Give the number of lines in the data that contain the word "likes"; no other text is needed.

··· Given records

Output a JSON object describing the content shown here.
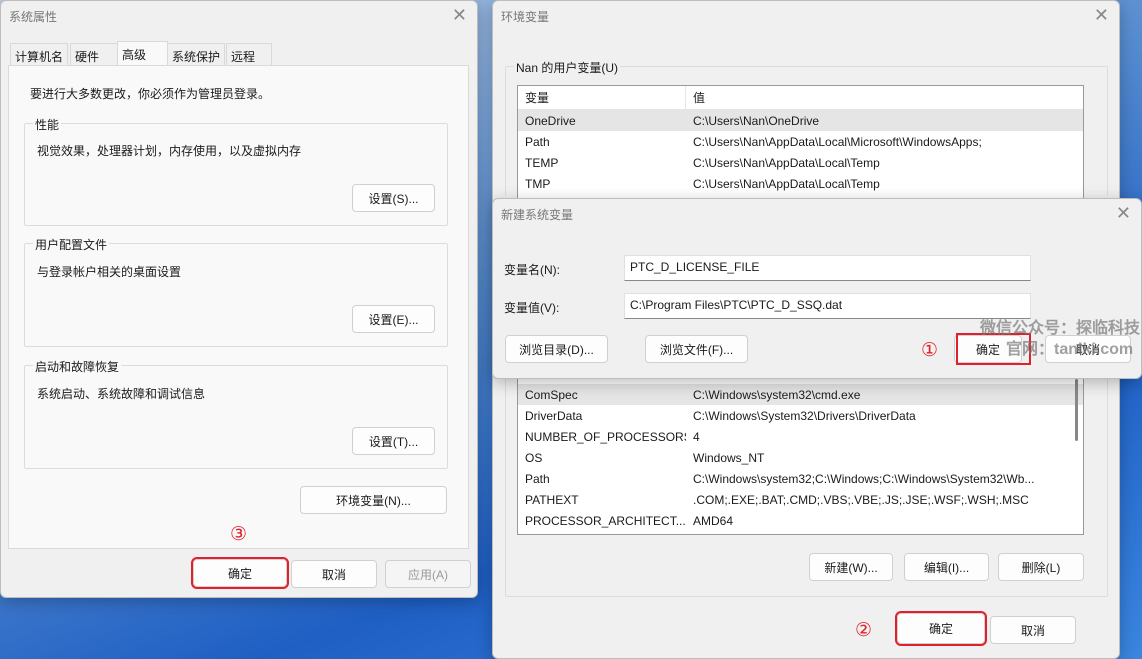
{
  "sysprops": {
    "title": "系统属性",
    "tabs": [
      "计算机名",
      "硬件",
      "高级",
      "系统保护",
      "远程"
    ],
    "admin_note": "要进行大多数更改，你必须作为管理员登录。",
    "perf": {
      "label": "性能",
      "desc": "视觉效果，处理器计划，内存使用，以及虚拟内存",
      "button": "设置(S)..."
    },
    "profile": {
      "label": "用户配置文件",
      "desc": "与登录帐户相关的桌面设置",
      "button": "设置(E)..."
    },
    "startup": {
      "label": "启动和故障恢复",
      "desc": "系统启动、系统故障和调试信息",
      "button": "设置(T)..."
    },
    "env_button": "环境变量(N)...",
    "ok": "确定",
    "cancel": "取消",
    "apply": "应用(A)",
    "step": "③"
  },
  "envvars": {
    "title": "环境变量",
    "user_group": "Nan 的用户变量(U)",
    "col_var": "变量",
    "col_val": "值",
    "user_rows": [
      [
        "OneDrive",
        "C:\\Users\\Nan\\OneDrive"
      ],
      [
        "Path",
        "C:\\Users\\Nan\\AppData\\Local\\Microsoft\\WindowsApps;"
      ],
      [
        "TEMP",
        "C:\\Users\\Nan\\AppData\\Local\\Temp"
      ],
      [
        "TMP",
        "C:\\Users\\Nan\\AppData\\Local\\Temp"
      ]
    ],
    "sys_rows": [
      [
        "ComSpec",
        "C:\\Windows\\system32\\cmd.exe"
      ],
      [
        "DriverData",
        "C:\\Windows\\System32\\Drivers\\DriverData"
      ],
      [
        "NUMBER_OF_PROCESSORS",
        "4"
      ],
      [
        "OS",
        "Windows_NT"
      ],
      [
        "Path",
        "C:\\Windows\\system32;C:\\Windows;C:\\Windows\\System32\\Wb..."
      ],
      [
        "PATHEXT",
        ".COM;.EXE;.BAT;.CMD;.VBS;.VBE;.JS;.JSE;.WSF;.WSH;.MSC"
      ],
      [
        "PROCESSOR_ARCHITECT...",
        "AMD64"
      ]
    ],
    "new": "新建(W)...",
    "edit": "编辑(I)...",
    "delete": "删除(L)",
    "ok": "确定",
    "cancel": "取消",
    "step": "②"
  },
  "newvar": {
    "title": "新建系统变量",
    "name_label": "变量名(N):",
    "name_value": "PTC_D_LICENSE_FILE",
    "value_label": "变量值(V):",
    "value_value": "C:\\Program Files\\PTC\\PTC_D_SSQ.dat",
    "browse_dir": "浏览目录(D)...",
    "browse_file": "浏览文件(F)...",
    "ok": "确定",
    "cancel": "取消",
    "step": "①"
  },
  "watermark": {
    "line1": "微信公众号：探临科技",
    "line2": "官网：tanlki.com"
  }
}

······
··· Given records

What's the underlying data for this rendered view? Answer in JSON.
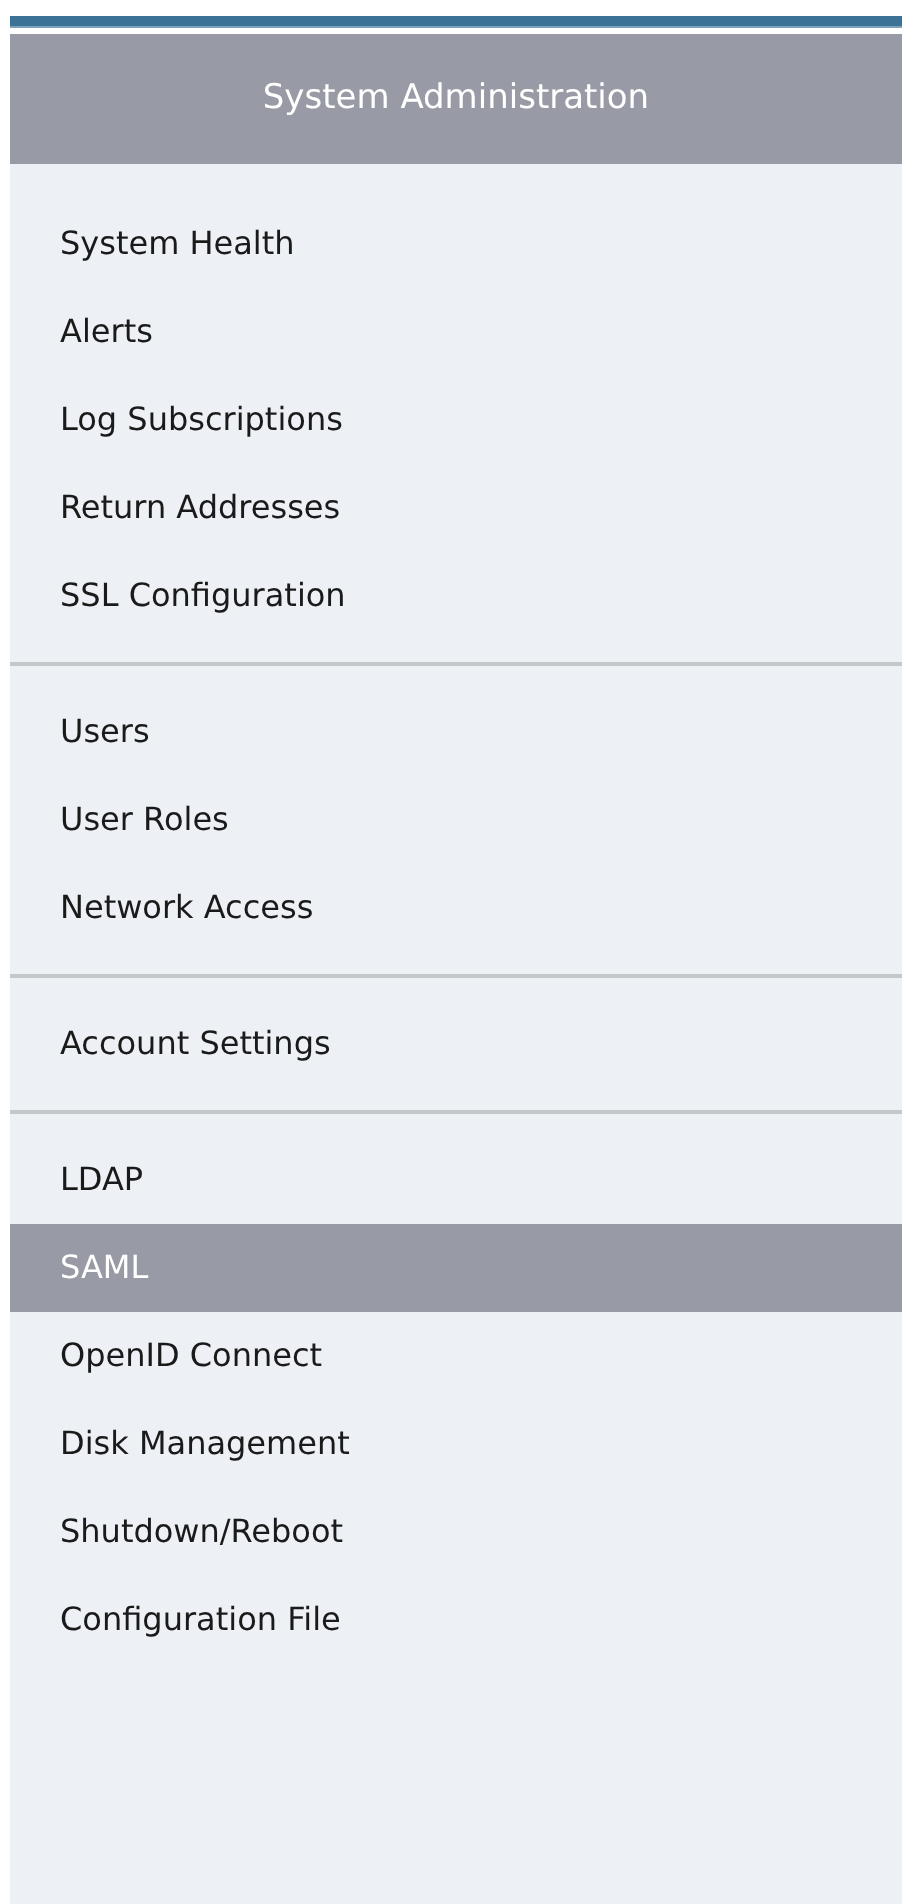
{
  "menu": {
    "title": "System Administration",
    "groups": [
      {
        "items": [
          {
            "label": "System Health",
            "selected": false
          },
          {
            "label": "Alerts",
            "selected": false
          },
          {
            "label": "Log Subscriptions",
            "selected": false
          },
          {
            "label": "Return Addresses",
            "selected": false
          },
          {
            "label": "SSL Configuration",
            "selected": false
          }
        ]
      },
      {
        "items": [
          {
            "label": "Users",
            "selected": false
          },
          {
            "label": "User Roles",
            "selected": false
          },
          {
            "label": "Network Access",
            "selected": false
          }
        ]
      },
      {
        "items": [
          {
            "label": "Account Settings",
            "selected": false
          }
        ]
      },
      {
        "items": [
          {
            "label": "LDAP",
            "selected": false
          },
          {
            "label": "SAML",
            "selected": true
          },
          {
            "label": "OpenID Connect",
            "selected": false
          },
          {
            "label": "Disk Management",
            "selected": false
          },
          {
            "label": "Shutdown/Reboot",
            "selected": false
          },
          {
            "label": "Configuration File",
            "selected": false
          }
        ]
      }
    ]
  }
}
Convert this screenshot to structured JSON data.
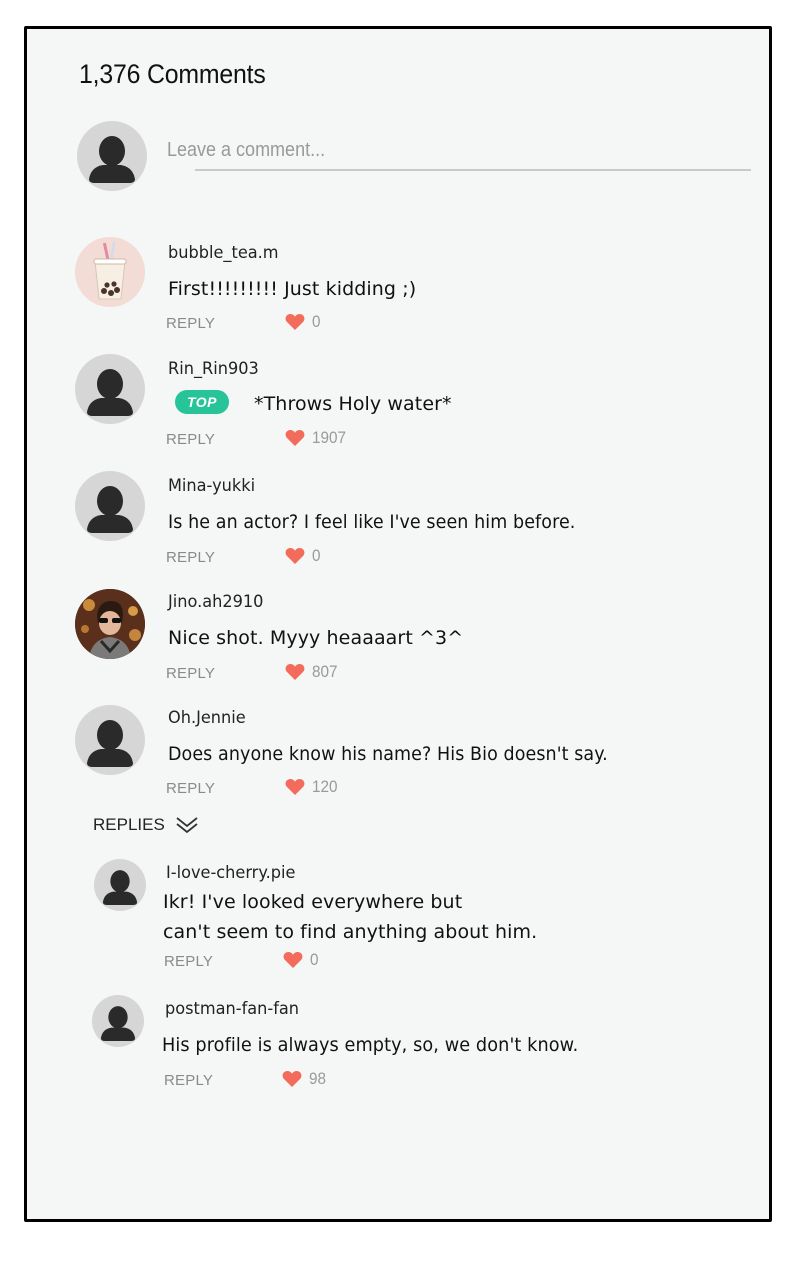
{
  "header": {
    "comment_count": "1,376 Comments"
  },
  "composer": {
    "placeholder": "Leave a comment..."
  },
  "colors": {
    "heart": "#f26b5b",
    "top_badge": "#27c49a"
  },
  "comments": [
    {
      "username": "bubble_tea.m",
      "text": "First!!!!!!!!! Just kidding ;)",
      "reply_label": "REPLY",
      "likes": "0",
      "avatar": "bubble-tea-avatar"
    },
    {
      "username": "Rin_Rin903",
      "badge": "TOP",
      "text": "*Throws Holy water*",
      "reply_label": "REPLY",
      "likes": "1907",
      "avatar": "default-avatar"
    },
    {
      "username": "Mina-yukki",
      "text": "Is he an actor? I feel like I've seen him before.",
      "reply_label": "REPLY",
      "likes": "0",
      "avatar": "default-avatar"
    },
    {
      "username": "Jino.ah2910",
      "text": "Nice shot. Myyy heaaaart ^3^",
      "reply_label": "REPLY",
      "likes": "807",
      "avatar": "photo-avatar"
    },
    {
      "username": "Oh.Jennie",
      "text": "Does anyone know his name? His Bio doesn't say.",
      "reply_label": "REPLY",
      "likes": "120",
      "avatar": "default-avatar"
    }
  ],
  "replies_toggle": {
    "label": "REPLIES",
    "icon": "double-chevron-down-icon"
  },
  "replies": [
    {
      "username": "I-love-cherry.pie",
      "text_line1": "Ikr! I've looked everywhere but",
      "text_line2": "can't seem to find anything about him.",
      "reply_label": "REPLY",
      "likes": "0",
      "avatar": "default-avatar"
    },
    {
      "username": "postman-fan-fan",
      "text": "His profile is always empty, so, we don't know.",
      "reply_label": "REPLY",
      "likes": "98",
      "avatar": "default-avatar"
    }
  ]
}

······

**The completed task**
7